◆ Exercise description ◆
Needed from the entries below: every line that holds the word "заказов".

◆ Supplied information ◆

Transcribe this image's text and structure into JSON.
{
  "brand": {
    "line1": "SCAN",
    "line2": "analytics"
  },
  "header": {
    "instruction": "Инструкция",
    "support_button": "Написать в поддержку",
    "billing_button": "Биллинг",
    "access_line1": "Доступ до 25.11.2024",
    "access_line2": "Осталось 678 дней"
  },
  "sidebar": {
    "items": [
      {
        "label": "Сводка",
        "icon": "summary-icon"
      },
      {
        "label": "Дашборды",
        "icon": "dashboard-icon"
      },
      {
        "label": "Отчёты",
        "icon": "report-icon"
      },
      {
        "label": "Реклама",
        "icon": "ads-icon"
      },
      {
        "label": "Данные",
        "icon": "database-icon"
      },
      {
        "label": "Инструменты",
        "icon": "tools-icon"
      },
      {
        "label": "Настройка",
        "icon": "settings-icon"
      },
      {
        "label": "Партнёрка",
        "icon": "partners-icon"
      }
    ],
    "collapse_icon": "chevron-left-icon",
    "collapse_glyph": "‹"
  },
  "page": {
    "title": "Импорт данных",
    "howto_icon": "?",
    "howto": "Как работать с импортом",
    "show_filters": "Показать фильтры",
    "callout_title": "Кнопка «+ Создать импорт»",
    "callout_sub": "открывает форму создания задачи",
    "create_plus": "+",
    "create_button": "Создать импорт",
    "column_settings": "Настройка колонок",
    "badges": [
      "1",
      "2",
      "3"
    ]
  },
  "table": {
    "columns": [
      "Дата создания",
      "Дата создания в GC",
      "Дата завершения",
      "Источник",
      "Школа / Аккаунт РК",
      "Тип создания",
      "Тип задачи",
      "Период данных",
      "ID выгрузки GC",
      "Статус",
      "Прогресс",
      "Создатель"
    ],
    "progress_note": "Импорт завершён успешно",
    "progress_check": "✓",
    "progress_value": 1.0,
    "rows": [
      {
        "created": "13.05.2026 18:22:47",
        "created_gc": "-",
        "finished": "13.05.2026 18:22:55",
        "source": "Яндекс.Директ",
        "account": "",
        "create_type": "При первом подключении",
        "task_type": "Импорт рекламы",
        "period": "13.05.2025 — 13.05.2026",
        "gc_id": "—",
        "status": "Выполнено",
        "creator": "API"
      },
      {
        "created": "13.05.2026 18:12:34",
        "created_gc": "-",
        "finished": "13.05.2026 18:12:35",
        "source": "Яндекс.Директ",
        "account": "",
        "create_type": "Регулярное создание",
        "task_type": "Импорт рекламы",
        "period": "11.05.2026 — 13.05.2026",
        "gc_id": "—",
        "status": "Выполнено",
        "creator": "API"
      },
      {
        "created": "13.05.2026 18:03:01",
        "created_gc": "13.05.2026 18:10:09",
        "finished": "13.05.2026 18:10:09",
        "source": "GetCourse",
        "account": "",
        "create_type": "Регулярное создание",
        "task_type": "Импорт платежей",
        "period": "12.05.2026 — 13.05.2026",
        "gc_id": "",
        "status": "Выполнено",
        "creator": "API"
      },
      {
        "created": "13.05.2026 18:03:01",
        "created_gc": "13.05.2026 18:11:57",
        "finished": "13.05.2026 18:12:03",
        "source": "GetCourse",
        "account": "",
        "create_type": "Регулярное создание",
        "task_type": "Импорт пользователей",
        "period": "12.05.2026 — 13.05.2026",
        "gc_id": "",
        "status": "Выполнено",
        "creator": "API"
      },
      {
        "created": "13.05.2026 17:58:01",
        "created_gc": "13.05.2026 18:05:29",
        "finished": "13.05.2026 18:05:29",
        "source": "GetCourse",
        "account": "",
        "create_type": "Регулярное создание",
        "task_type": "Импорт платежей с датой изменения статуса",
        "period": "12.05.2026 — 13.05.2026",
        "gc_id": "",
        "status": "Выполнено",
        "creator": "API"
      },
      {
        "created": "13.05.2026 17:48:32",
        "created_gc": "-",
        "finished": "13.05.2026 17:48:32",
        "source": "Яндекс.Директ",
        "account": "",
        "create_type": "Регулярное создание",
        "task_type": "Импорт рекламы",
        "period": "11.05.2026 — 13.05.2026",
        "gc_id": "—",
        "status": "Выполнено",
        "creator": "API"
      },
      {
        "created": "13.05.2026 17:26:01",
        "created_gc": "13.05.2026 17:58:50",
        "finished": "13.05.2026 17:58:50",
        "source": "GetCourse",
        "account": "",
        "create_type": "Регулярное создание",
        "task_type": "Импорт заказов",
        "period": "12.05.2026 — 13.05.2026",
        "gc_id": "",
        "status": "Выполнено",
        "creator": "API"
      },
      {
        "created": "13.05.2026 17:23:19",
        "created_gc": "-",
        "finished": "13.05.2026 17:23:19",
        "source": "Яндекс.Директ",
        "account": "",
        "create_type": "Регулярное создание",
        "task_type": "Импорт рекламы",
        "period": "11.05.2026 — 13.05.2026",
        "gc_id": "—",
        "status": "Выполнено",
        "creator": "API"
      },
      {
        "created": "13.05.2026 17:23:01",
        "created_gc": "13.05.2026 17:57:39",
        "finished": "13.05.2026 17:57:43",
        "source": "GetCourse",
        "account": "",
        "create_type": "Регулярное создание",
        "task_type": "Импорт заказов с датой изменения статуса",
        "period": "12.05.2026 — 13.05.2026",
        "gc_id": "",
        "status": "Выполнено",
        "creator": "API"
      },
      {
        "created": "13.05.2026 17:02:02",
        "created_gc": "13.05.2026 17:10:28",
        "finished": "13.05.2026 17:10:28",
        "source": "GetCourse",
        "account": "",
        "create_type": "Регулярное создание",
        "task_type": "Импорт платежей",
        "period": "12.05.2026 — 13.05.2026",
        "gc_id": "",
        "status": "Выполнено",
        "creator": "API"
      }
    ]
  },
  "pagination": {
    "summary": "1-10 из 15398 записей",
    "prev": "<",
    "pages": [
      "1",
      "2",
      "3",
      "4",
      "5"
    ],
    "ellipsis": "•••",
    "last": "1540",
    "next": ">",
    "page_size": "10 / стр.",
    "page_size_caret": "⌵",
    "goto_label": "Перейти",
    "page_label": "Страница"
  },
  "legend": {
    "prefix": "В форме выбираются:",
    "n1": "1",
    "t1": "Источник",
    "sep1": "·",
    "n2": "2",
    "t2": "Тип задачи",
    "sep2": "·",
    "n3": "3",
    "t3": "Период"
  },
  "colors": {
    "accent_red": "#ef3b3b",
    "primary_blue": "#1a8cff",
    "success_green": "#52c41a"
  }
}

◆ Problem solution ◆
        "task_type": "Импорт заказов",
        "task_type": "Импорт заказов с датой изменения статуса",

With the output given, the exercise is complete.